WASHINGTON — Pressing toward his second term, President Barack Obama touted "the importance of giving back" as he kicked off three days of inaugural celebrations Saturday with a National Day of Service.
AP Photo/Susan Walsh
First lady Michelle Obama stains a bookshelf at Burrville Elementary School in Washington, Saturday, as the first family participated in a community service project for the National Day of Service as part of the 57th Presidential Inauguration.
The president, along with first lady Michelle Obama and daughters Malia and Sasha, joined hundreds of volunteers Saturday at Burrville Elementary, one of many projects taking place across the country marking the National Day of Service. Standing in a hallway, he pulled on a pair of rubber gloves, picked up a paint brush and helped stain a bookshelf.
Looking ahead to his swearing-in, Obama told volunteers that inaugurations were "a symbol of how our democracy works and how we peacefully transfer power."
"But it should also be an affirmation that we're all in this together," he said.
Obama added the day of service projects to the inaugural schedule in 2009 and hopes it will become a tradition for future presidents.
The first family traveled to the service event in a black SUV carrying the District of Columbia's "Taxation Without Representation" license plate. The White House announced earlier in the week that the president's official vehicles would begin using the symbolic plates for the first time during inauguration weekend — four years after Obama moved to Washington to assume the presidency.
Earlier Saturday, Vice President Joe Biden, his wife, Jill, and other members of his family spent the morning filling care packages for U.S. troops overseas, veterans and first responders.
"We've had too much of the coarsening of our culture," Biden said. "We've got to get back to reaching out to people."
Other inaugural activities sprang up across the nation's capital on a sun-splashed day in Washington.
Former first daughter Chelsea Clinton headlined a service summit on the National Mall, while crews finished preparations for Monday's ceremonial swearing-in in front of the flag-draped Capitol. Hotels and government buildings along the parade route were adorned with red, white and blue bunting. White tents, trailers and generators lined the Mall.
The president will be officially sworn in for his second term Sunday in a small ceremony at the White House. He'll take the oath of office again Monday before hundreds of thousands of people on the National Mall, followed by the traditional parade and formal balls.
Yet there is decidedly less energy surrounding Obama's second inauguration than there was in 2009. That history-making event drew 1.8 million people for the swearing-in of the nation's first black president.
This time, Obama takes the oath of office following a bruising presidential campaign and four years of partisan fighting. He's more experienced in the ways of Washington. He has the gray hair and lower approval ratings to show for it.
For at least the inauguration weekend, the fiscal fights and legislative wrangling will be put aside in favor of pomp and circumstance. Some Obama supporters said the president's second inaugural was no less historic than his first.
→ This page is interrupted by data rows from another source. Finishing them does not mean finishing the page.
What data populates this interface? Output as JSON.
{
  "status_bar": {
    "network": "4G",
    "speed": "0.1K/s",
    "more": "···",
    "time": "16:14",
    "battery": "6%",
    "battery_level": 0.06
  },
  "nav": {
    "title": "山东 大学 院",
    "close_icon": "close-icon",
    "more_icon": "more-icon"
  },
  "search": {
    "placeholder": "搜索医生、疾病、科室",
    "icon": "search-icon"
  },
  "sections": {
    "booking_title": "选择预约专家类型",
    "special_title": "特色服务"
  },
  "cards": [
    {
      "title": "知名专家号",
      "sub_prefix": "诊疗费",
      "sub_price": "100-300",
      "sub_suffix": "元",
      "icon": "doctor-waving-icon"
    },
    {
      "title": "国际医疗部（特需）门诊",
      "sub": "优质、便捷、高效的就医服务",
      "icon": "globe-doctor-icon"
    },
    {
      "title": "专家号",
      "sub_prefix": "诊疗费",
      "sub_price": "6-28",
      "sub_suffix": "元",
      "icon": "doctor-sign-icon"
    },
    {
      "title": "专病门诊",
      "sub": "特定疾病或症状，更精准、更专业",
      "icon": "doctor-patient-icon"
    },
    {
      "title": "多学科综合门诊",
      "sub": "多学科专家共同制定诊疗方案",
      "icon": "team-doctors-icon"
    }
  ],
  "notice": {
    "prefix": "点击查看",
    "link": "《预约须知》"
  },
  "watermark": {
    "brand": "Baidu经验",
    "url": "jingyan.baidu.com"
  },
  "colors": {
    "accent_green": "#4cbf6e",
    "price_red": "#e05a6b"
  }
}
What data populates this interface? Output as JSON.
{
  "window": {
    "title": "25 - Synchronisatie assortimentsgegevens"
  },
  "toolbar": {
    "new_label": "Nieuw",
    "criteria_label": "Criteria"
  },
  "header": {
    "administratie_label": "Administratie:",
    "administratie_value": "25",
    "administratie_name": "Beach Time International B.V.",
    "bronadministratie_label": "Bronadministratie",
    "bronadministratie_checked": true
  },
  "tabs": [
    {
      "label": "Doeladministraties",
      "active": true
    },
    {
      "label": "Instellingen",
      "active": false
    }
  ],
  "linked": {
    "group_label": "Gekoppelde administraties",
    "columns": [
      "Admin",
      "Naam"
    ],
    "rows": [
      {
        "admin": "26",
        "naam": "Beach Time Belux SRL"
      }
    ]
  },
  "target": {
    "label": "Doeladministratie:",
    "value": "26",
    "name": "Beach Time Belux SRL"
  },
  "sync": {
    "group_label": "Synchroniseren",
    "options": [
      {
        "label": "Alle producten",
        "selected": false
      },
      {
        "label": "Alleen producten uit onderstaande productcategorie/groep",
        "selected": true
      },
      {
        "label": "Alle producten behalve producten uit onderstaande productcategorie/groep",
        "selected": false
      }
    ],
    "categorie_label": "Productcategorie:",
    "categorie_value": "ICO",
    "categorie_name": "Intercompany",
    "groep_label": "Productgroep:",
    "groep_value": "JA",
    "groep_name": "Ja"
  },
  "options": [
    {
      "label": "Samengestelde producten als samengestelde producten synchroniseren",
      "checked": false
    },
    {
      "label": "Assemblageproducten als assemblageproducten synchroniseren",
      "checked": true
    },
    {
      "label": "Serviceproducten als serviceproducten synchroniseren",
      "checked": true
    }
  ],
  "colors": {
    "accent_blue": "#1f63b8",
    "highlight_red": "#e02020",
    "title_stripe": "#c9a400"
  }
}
"There were people who said they'd never vote for an African-American president," said Julias Cherry, a Democratic activist from Sacramento, Calif., who brought his family to Washington for the inauguration. "Now they've voted for him twice, and he won the popular vote and the electoral vote. That says something about his policies and his team."
The White House sees the call to service as a way for Americans across the country to honor the memory of Martin Luther King Jr. The day Obama publicly takes the oath of office marks King's birthday, and 2013 is the 50th anniversary of the civil rights leader's March on Washington.
Also Saturday, Michelle Obama and Jill Biden were hosting the Kids' Inaugural Concert, an evening event paying special tribute to military spouses and children.
The crowds pouring into Washington were expected to be far smaller than they were four years ago, and there will be fewer inaugural balls for the president and first lady to attend. Still, Obama's swearing-in at the Capitol is expected to draw up to 800,000 people, which would make it the largest second.
The president was still working on his inaugural address heading into the weekend. He isn't expected to delve deeply into the policy objectives he'll tackle in a second term, but the tone and theme of the speech will set the stage for the policy fights to come.
Aides said he will make the point that while the nation's political system doesn't require politicians to resolve all of their differences, it does require Washington to act on issues where there is common ground. He will speak about how the nation's core principles can still guide a country that has changed immensely since its founding.
Temperatures were forecast to fall throughout the weekend and be in the 30s on Monday when the crowds gather along the parade route that will take Obama from Capitol Hill to the White House.
Despite scaling back on some of the revelry, the inauguration will be a star-studded affair. Top acts including Beyonce, Katy Perry and Brad Paisley have signed on to perform at the weekend's events. Lady Gaga was also slated to perform at a staff ball Tuesday night.
The inauguration also is bringing thousands of Obama campaign staffers and donors to Washington, with many getting invitations for tours and other events at the White House. On Friday, the president and first lady held two private events for donors who helped finance his 2012 campaign.